Data extracted from a collection
==================================================

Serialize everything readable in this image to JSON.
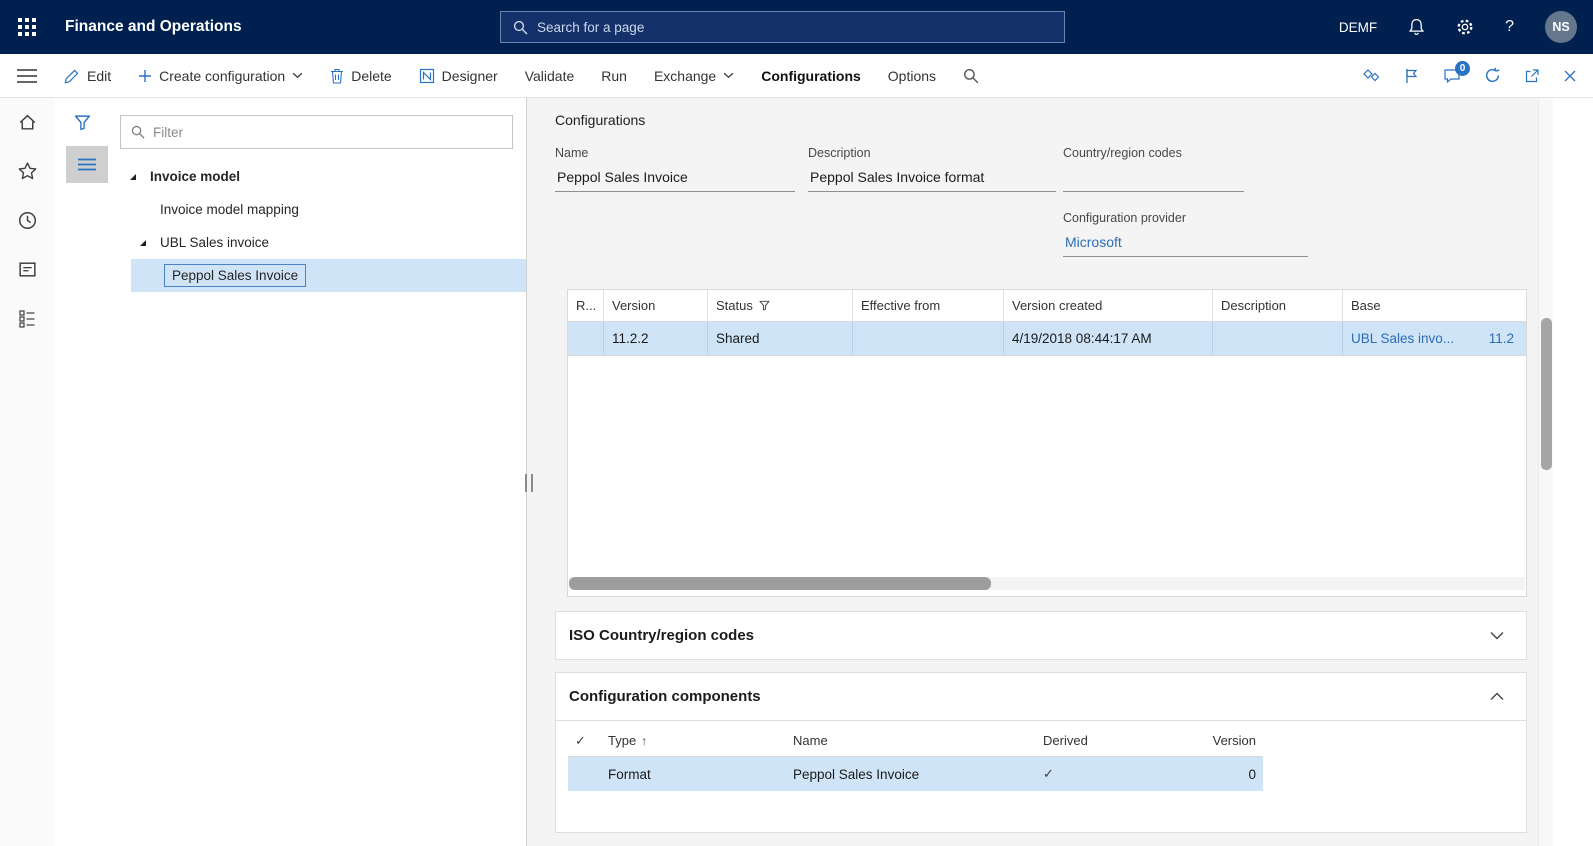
{
  "colors": {
    "topbar_bg": "#002050",
    "accent_blue": "#2a72c3",
    "link_blue": "#2b6cb5",
    "selection_bg": "#cfe4f7"
  },
  "topbar": {
    "app_title": "Finance and Operations",
    "search_placeholder": "Search for a page",
    "company": "DEMF",
    "avatar_initials": "NS"
  },
  "actionbar": {
    "edit": "Edit",
    "create_configuration": "Create configuration",
    "delete_label": "Delete",
    "designer": "Designer",
    "validate": "Validate",
    "run": "Run",
    "exchange": "Exchange",
    "configurations": "Configurations",
    "options": "Options",
    "message_badge_count": "0"
  },
  "tree_panel": {
    "filter_placeholder": "Filter",
    "items": [
      {
        "label": "Invoice model"
      },
      {
        "label": "Invoice model mapping"
      },
      {
        "label": "UBL Sales invoice"
      },
      {
        "label": "Peppol Sales Invoice"
      }
    ]
  },
  "main": {
    "page_caption": "Configurations",
    "fields": {
      "name_label": "Name",
      "name_value": "Peppol Sales Invoice",
      "description_label": "Description",
      "description_value": "Peppol Sales Invoice format",
      "country_label": "Country/region codes",
      "country_value": "",
      "provider_label": "Configuration provider",
      "provider_value": "Microsoft"
    },
    "versions_grid": {
      "columns": [
        "R...",
        "Version",
        "Status",
        "Effective from",
        "Version created",
        "Description",
        "Base"
      ],
      "rows": [
        {
          "version": "11.2.2",
          "status": "Shared",
          "effective_from": "",
          "version_created": "4/19/2018 08:44:17 AM",
          "description": "",
          "base_link": "UBL Sales invo...",
          "base_version": "11.2"
        }
      ]
    },
    "sections": {
      "iso_title": "ISO Country/region codes",
      "components_title": "Configuration components"
    },
    "components_grid": {
      "columns": [
        "Type",
        "Name",
        "Derived",
        "Version"
      ],
      "rows": [
        {
          "type": "Format",
          "name": "Peppol Sales Invoice",
          "derived": true,
          "version": "0"
        }
      ]
    }
  }
}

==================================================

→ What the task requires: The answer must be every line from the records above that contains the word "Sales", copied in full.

→ Finished task:
        "label": "UBL Sales invoice"
        "label": "Peppol Sales Invoice"
      "name_value": "Peppol Sales Invoice",
      "description_value": "Peppol Sales Invoice format",
          "base_link": "UBL Sales invo...",
          "name": "Peppol Sales Invoice",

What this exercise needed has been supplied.